All of a sudden, North Dakota has a drunk driving problem. Not because of an actual increases in drunk driving arrests or alcohol-related fatalities or crashes which have all remained relatively static, growing in the context of an increasing population and vehicle miles traveled on our roads. Rather, North Dakota has a drunk driving because the media in the state (most notably Forum Communicatinos) has sensationalized a few deadly DUI crashes, and fanned the flames of public passions over those tragedies with scalding editorials blaming legislators who are supposedly in the grips of the hospitality and beverage industry for not making tougher laws.
“In a state that does a lot of things well, policymakers have been reluctant to seriously address a problem they’ve known about for decades,” writes the always intemperate Fargo Forum editorial board. “The refusal of the Legislature to send the right message to would-be drunken drivers suggests – does not yet prove – that the beverage lobby and hospitality industry have had their way with lawmakers.”
That accusation doesn’t quite mesh with the facts. I happen to know that the North Dakota Hospitality Association – a trade group representing bars, hotels and restaurants in the state – has in recent legislative sessions backed both a law requiring DUI offenders to check in with law enforcement for breathalyzer checks and a program cracking down on fake ID’s.
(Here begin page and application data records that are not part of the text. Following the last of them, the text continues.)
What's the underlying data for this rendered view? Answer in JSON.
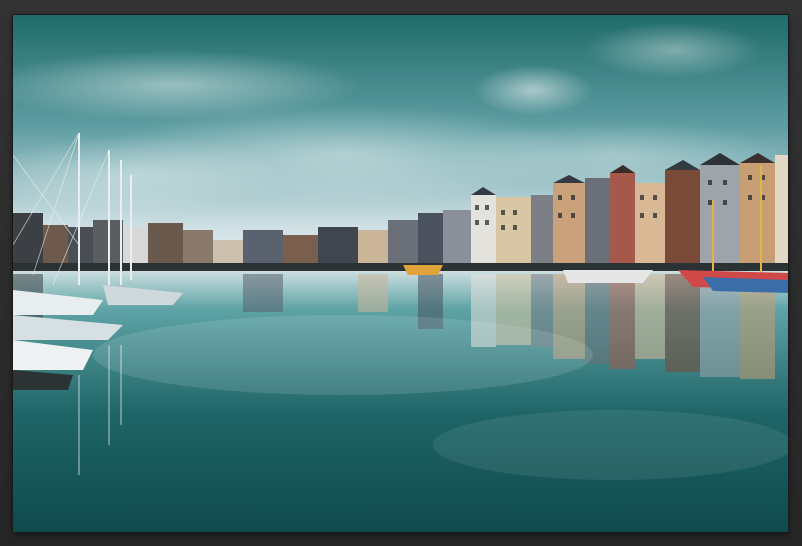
{
  "photo": {
    "scene": "harbor",
    "colors": {
      "frame": "#2b2b2b",
      "sky_top": "#1f6b6a",
      "sky_light": "#d7e6ea",
      "water_dark": "#0f4a4c",
      "water_light": "#5ea3a6"
    }
  }
}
But the Forum’s propensity to cast aspersions first and ask questions later aside, the truth is that the state’s policymakers have taken action. In addition to the policies already mentioned, law enforcement routinely institute DUI check points and other enforcement programs. Have they made our roads safer? Not really. The increase in arrests hasn’t really impacted the number of fatalities and crashes.
Will more laws help? I think it depends on the laws. There are certainly some very stupid new laws being proposed in this environment of hysteria the media has created. One would brand DUI offenders with a sort of official “scarlet letter” barring them from buying alcohol. Another would impose draconian fines and jail sentences, as well as extremely long license suspensions.
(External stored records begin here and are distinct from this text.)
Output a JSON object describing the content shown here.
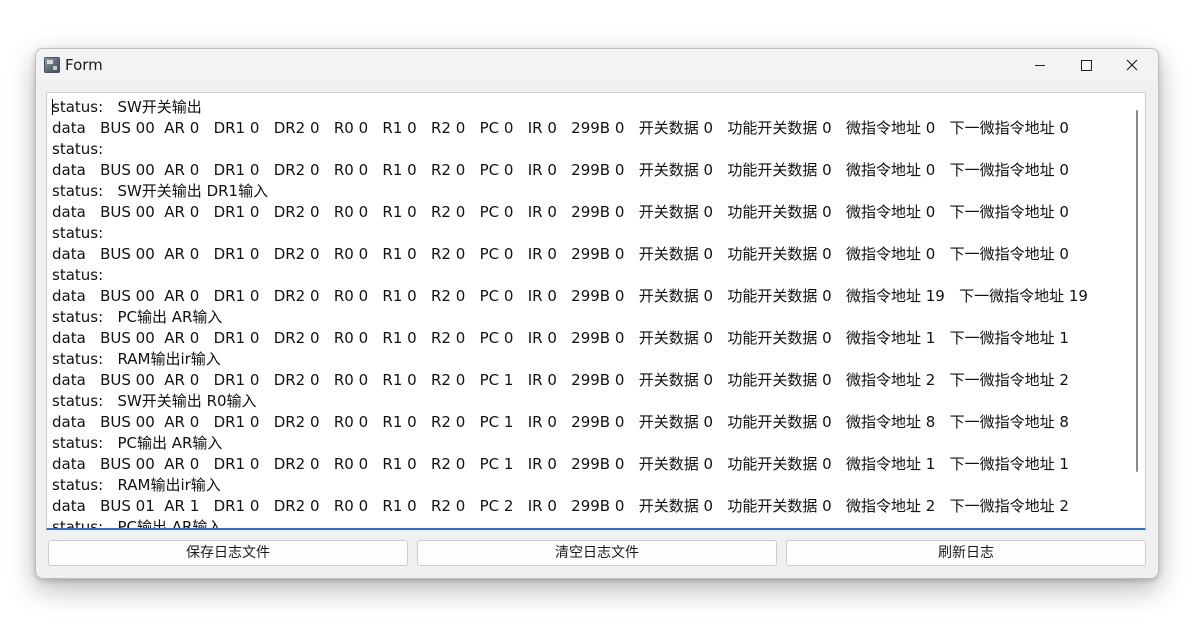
{
  "window": {
    "title": "Form"
  },
  "log": {
    "lines": [
      "status:   SW开关输出",
      "data   BUS 00  AR 0   DR1 0   DR2 0   R0 0   R1 0   R2 0   PC 0   IR 0   299B 0   开关数据 0   功能开关数据 0   微指令地址 0   下一微指令地址 0",
      "status:",
      "data   BUS 00  AR 0   DR1 0   DR2 0   R0 0   R1 0   R2 0   PC 0   IR 0   299B 0   开关数据 0   功能开关数据 0   微指令地址 0   下一微指令地址 0",
      "status:   SW开关输出 DR1输入",
      "data   BUS 00  AR 0   DR1 0   DR2 0   R0 0   R1 0   R2 0   PC 0   IR 0   299B 0   开关数据 0   功能开关数据 0   微指令地址 0   下一微指令地址 0",
      "status:",
      "data   BUS 00  AR 0   DR1 0   DR2 0   R0 0   R1 0   R2 0   PC 0   IR 0   299B 0   开关数据 0   功能开关数据 0   微指令地址 0   下一微指令地址 0",
      "status:",
      "data   BUS 00  AR 0   DR1 0   DR2 0   R0 0   R1 0   R2 0   PC 0   IR 0   299B 0   开关数据 0   功能开关数据 0   微指令地址 19   下一微指令地址 19",
      "status:   PC输出 AR输入",
      "data   BUS 00  AR 0   DR1 0   DR2 0   R0 0   R1 0   R2 0   PC 0   IR 0   299B 0   开关数据 0   功能开关数据 0   微指令地址 1   下一微指令地址 1",
      "status:   RAM输出ir输入",
      "data   BUS 00  AR 0   DR1 0   DR2 0   R0 0   R1 0   R2 0   PC 1   IR 0   299B 0   开关数据 0   功能开关数据 0   微指令地址 2   下一微指令地址 2",
      "status:   SW开关输出 R0输入",
      "data   BUS 00  AR 0   DR1 0   DR2 0   R0 0   R1 0   R2 0   PC 1   IR 0   299B 0   开关数据 0   功能开关数据 0   微指令地址 8   下一微指令地址 8",
      "status:   PC输出 AR输入",
      "data   BUS 00  AR 0   DR1 0   DR2 0   R0 0   R1 0   R2 0   PC 1   IR 0   299B 0   开关数据 0   功能开关数据 0   微指令地址 1   下一微指令地址 1",
      "status:   RAM输出ir输入",
      "data   BUS 01  AR 1   DR1 0   DR2 0   R0 0   R1 0   R2 0   PC 2   IR 0   299B 0   开关数据 0   功能开关数据 0   微指令地址 2   下一微指令地址 2",
      "status:   PC输出 AR输入"
    ]
  },
  "buttons": {
    "save_label": "保存日志文件",
    "clear_label": "清空日志文件",
    "refresh_label": "刷新日志"
  }
}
This is the sort of unthinking, knee-jerk, “get tough” policy that is less likely to make our roads safer than to create backlogs in our courts and overcrowding in our jails, along with huge new expenses for the taxpayers.
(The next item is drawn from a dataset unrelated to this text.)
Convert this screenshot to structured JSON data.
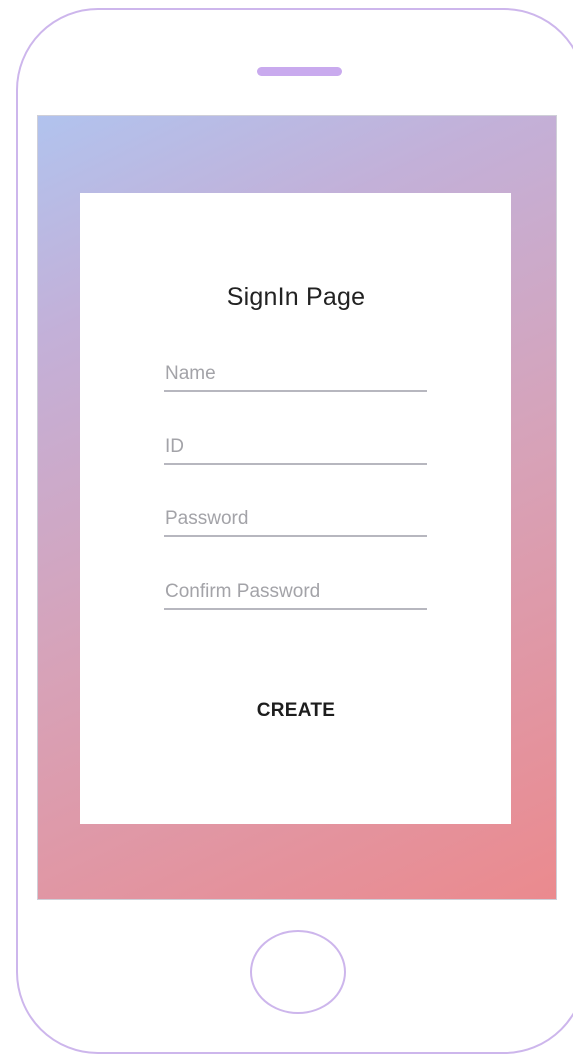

We need to ask ourselves what our goal is when it comes to DUI policies. Are we after a sort of legislative lynching, whereby we take out our public angst over stories of DUI tragedies through the law-making process? Or do we want to think about things that might actually make our roads safer?
Maybe it’s time to get creative. At the Grand Forks Herald today opinion editor Tom Dennis says “It’s the driving, not the drunk,” and wonders if we should consider policies such as a safe ride home program. That, rather than the neanderthal “get tough” attitude that seems to permeate the thinking of some policymakers, should be the approach we should take.
We should also consider if our prohibitions on under-21 drinking aren’t creating unhealthy attitudes about drinking. Delaying legal exposure to alcohol for our youths until their early 20′s is only serving to turn drinking into a sort of attractive taboo, and it drives underage drinking into unsafe locations where large amounts of alcohol are consumed in a short amount of time.
Drinking habits formed while young can carry into adulthood.
But those are things we can debate as we talk about how to make our roads safer. What won’t make our roads safer, and what should be rejected out of hand, is knee-jerk “get tough” laws that are born more of a desire in some policymakers to pander to hysteria than any sound policy reasoning.Tags: drinking and driving, dui, nanny statism, North Dakota News